'I hope they will turn up themselves and tell everything. "We'll see in the near future", he added.
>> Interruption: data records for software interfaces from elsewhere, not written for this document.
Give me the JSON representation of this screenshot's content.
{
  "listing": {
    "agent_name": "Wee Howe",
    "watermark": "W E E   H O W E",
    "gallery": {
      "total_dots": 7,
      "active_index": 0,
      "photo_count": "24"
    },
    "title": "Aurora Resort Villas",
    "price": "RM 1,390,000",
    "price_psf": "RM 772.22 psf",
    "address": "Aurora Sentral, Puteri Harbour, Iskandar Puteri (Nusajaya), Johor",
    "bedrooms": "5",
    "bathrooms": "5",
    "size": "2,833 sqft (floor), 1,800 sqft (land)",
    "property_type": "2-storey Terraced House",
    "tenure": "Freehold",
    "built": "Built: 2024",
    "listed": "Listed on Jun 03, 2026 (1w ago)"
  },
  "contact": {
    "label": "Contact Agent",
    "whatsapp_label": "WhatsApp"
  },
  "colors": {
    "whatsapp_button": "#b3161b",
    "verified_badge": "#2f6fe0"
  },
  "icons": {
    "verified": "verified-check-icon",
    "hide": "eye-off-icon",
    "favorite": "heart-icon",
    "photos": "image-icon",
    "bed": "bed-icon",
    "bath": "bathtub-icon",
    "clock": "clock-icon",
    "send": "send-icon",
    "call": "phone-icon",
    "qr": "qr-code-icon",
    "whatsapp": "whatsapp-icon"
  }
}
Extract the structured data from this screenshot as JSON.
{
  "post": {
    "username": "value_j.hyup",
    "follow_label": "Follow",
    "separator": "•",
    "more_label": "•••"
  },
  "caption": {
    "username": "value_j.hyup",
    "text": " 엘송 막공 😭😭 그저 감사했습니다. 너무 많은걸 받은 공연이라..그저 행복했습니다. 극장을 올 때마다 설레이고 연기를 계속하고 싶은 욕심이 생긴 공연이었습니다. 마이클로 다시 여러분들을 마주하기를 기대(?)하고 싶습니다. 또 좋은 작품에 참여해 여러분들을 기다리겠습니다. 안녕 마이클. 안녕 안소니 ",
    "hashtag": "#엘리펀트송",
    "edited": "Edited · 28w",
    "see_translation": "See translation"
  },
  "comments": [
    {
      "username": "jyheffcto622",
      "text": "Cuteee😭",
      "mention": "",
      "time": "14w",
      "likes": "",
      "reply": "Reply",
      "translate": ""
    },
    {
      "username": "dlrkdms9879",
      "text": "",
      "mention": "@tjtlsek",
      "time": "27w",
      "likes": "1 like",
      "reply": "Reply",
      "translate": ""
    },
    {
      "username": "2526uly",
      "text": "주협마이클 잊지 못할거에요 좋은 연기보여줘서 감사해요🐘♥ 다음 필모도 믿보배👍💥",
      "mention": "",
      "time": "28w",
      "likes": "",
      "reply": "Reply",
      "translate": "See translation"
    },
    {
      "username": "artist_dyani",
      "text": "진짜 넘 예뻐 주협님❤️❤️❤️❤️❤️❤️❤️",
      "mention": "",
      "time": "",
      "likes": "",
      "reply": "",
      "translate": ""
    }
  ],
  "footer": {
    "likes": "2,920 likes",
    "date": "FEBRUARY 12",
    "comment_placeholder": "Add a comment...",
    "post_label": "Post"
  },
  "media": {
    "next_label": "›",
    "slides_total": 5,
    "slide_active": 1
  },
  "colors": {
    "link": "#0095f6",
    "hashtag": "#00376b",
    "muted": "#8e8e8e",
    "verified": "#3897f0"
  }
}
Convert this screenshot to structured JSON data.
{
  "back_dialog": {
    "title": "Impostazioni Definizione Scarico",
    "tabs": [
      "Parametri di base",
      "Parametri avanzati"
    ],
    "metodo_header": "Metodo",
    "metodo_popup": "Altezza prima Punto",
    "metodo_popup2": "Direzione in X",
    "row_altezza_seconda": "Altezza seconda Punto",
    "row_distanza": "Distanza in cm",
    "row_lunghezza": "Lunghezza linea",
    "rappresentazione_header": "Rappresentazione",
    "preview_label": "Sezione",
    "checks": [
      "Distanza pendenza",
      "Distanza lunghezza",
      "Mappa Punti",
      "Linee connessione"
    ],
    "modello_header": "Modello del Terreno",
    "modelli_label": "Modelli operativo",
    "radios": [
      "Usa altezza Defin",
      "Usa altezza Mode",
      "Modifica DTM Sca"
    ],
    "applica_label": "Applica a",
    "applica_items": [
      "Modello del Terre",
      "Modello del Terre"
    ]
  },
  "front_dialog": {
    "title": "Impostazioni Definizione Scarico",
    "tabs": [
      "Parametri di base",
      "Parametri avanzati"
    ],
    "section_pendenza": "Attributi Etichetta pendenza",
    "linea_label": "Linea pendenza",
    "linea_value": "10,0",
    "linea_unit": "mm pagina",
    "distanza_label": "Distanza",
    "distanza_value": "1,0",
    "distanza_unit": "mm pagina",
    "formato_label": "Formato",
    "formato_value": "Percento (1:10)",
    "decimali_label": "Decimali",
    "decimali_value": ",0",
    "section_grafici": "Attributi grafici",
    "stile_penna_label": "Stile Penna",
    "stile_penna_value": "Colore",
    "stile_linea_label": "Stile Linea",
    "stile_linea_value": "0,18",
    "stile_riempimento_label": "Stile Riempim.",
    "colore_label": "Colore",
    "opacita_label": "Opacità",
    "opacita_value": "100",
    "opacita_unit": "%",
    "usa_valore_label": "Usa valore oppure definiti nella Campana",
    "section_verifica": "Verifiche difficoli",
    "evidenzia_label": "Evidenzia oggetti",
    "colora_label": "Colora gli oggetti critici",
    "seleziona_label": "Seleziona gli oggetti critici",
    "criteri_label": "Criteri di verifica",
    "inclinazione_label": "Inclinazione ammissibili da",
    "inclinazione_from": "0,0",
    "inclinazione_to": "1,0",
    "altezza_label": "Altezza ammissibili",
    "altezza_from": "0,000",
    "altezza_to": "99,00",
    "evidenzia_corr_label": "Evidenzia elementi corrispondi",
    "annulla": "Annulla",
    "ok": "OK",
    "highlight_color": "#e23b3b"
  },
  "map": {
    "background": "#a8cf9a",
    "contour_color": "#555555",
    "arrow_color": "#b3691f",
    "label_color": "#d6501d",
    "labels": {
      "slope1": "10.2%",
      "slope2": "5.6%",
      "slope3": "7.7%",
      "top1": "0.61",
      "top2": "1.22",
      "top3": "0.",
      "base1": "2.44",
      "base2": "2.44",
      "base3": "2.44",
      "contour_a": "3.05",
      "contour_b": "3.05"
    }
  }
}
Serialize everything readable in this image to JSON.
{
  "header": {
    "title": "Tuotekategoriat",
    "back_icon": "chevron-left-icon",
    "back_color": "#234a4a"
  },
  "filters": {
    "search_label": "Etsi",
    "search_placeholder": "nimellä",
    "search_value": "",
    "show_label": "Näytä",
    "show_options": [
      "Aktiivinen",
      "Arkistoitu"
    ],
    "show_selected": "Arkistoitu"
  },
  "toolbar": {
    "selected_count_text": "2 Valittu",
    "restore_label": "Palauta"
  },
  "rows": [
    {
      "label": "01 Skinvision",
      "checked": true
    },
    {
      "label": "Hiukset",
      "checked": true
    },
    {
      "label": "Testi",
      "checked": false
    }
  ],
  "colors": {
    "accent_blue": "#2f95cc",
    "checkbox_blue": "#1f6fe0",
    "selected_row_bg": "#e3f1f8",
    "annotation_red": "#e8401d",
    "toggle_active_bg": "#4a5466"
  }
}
The Brits have leveled charges against them, while not having much in the way of expectations that they'll ever get their hands on them.

May's spokesman said later that Britain's attempts to get an explanation from Russian Federation have always been met with obfuscation and lies.

The pair survived, and British authorities last week issued a European arrest warrant for Russian nationals Alexander Petrov and Ruslan Boshirov over attack.

Calling the poisoning a "sickening and despicable" attack, Javid said it was "unequivocally, crystal-clear this was the act of the Russian state - two Russian nationals sent to Britain with the sole objective of carrying out a reckless assassination attempt".

Rowley gave it to his girlfriend, Dawn Sturgess, who later died.

The case has strong echoes of the poisoning of ex-Russian agent Alexander Litvinenko in Britain in 2006.